▸ **Dataset**:

════════════════

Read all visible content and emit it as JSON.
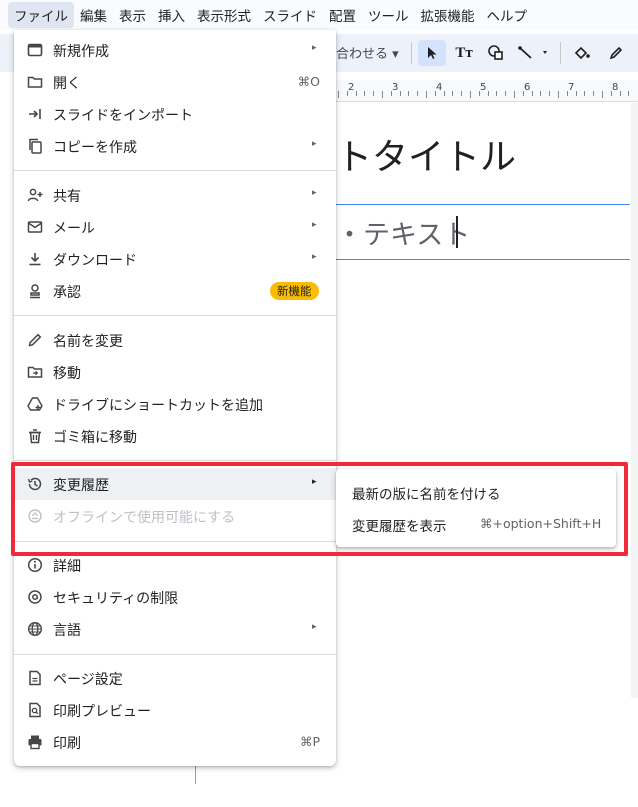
{
  "menubar": {
    "items": [
      "ファイル",
      "編集",
      "表示",
      "挿入",
      "表示形式",
      "スライド",
      "配置",
      "ツール",
      "拡張機能",
      "ヘルプ"
    ]
  },
  "toolbar": {
    "fit_label": "合わせる",
    "icons": [
      "cursor-icon",
      "text-box-icon",
      "shape-icon",
      "line-icon",
      "fill-color-icon",
      "pen-icon"
    ]
  },
  "ruler": {
    "numbers": [
      "2",
      "3",
      "4",
      "5",
      "6",
      "7",
      "8"
    ]
  },
  "slide": {
    "title": "トタイトル",
    "subtitle": "・テキスト"
  },
  "file_menu": {
    "items": [
      {
        "label": "新規作成",
        "icon": "new-icon",
        "arrow": "▸"
      },
      {
        "label": "開く",
        "icon": "folder-icon",
        "shortcut": "⌘O"
      },
      {
        "label": "スライドをインポート",
        "icon": "import-icon"
      },
      {
        "label": "コピーを作成",
        "icon": "copy-icon",
        "arrow": "▸"
      },
      {
        "label": "共有",
        "icon": "share-person-icon",
        "arrow": "▸"
      },
      {
        "label": "メール",
        "icon": "mail-icon",
        "arrow": "▸"
      },
      {
        "label": "ダウンロード",
        "icon": "download-icon",
        "arrow": "▸"
      },
      {
        "label": "承認",
        "icon": "approval-icon",
        "badge": "新機能"
      },
      {
        "label": "名前を変更",
        "icon": "pencil-icon"
      },
      {
        "label": "移動",
        "icon": "move-folder-icon"
      },
      {
        "label": "ドライブにショートカットを追加",
        "icon": "drive-shortcut-icon"
      },
      {
        "label": "ゴミ箱に移動",
        "icon": "trash-icon"
      },
      {
        "label": "変更履歴",
        "icon": "history-icon",
        "arrow": "▸"
      },
      {
        "label": "オフラインで使用可能にする",
        "icon": "offline-icon"
      },
      {
        "label": "詳細",
        "icon": "info-icon"
      },
      {
        "label": "セキュリティの制限",
        "icon": "security-icon"
      },
      {
        "label": "言語",
        "icon": "globe-icon",
        "arrow": "▸"
      },
      {
        "label": "ページ設定",
        "icon": "page-icon"
      },
      {
        "label": "印刷プレビュー",
        "icon": "print-preview-icon"
      },
      {
        "label": "印刷",
        "icon": "print-icon",
        "shortcut": "⌘P"
      }
    ]
  },
  "version_submenu": {
    "items": [
      {
        "label": "最新の版に名前を付ける"
      },
      {
        "label": "変更履歴を表示",
        "shortcut": "⌘+option+Shift+H"
      }
    ]
  },
  "colors": {
    "annotation": "#ef2b3b",
    "badge": "#fbbc04",
    "selection": "#4285f4"
  }
}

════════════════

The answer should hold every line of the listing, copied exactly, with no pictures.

Read all visible content and emit it as JSON.
{
  "menubar": {
    "items": [
      "ファイル",
      "編集",
      "表示",
      "挿入",
      "表示形式",
      "スライド",
      "配置",
      "ツール",
      "拡張機能",
      "ヘルプ"
    ]
  },
  "toolbar": {
    "fit_label": "合わせる",
    "icons": [
      "cursor-icon",
      "text-box-icon",
      "shape-icon",
      "line-icon",
      "fill-color-icon",
      "pen-icon"
    ]
  },
  "ruler": {
    "numbers": [
      "2",
      "3",
      "4",
      "5",
      "6",
      "7",
      "8"
    ]
  },
  "slide": {
    "title": "トタイトル",
    "subtitle": "・テキスト"
  },
  "file_menu": {
    "items": [
      {
        "label": "新規作成",
        "icon": "new-icon",
        "arrow": "▸"
      },
      {
        "label": "開く",
        "icon": "folder-icon",
        "shortcut": "⌘O"
      },
      {
        "label": "スライドをインポート",
        "icon": "import-icon"
      },
      {
        "label": "コピーを作成",
        "icon": "copy-icon",
        "arrow": "▸"
      },
      {
        "label": "共有",
        "icon": "share-person-icon",
        "arrow": "▸"
      },
      {
        "label": "メール",
        "icon": "mail-icon",
        "arrow": "▸"
      },
      {
        "label": "ダウンロード",
        "icon": "download-icon",
        "arrow": "▸"
      },
      {
        "label": "承認",
        "icon": "approval-icon",
        "badge": "新機能"
      },
      {
        "label": "名前を変更",
        "icon": "pencil-icon"
      },
      {
        "label": "移動",
        "icon": "move-folder-icon"
      },
      {
        "label": "ドライブにショートカットを追加",
        "icon": "drive-shortcut-icon"
      },
      {
        "label": "ゴミ箱に移動",
        "icon": "trash-icon"
      },
      {
        "label": "変更履歴",
        "icon": "history-icon",
        "arrow": "▸"
      },
      {
        "label": "オフラインで使用可能にする",
        "icon": "offline-icon"
      },
      {
        "label": "詳細",
        "icon": "info-icon"
      },
      {
        "label": "セキュリティの制限",
        "icon": "security-icon"
      },
      {
        "label": "言語",
        "icon": "globe-icon",
        "arrow": "▸"
      },
      {
        "label": "ページ設定",
        "icon": "page-icon"
      },
      {
        "label": "印刷プレビュー",
        "icon": "print-preview-icon"
      },
      {
        "label": "印刷",
        "icon": "print-icon",
        "shortcut": "⌘P"
      }
    ]
  },
  "version_submenu": {
    "items": [
      {
        "label": "最新の版に名前を付ける"
      },
      {
        "label": "変更履歴を表示",
        "shortcut": "⌘+option+Shift+H"
      }
    ]
  },
  "colors": {
    "annotation": "#ef2b3b",
    "badge": "#fbbc04",
    "selection": "#4285f4"
  }
}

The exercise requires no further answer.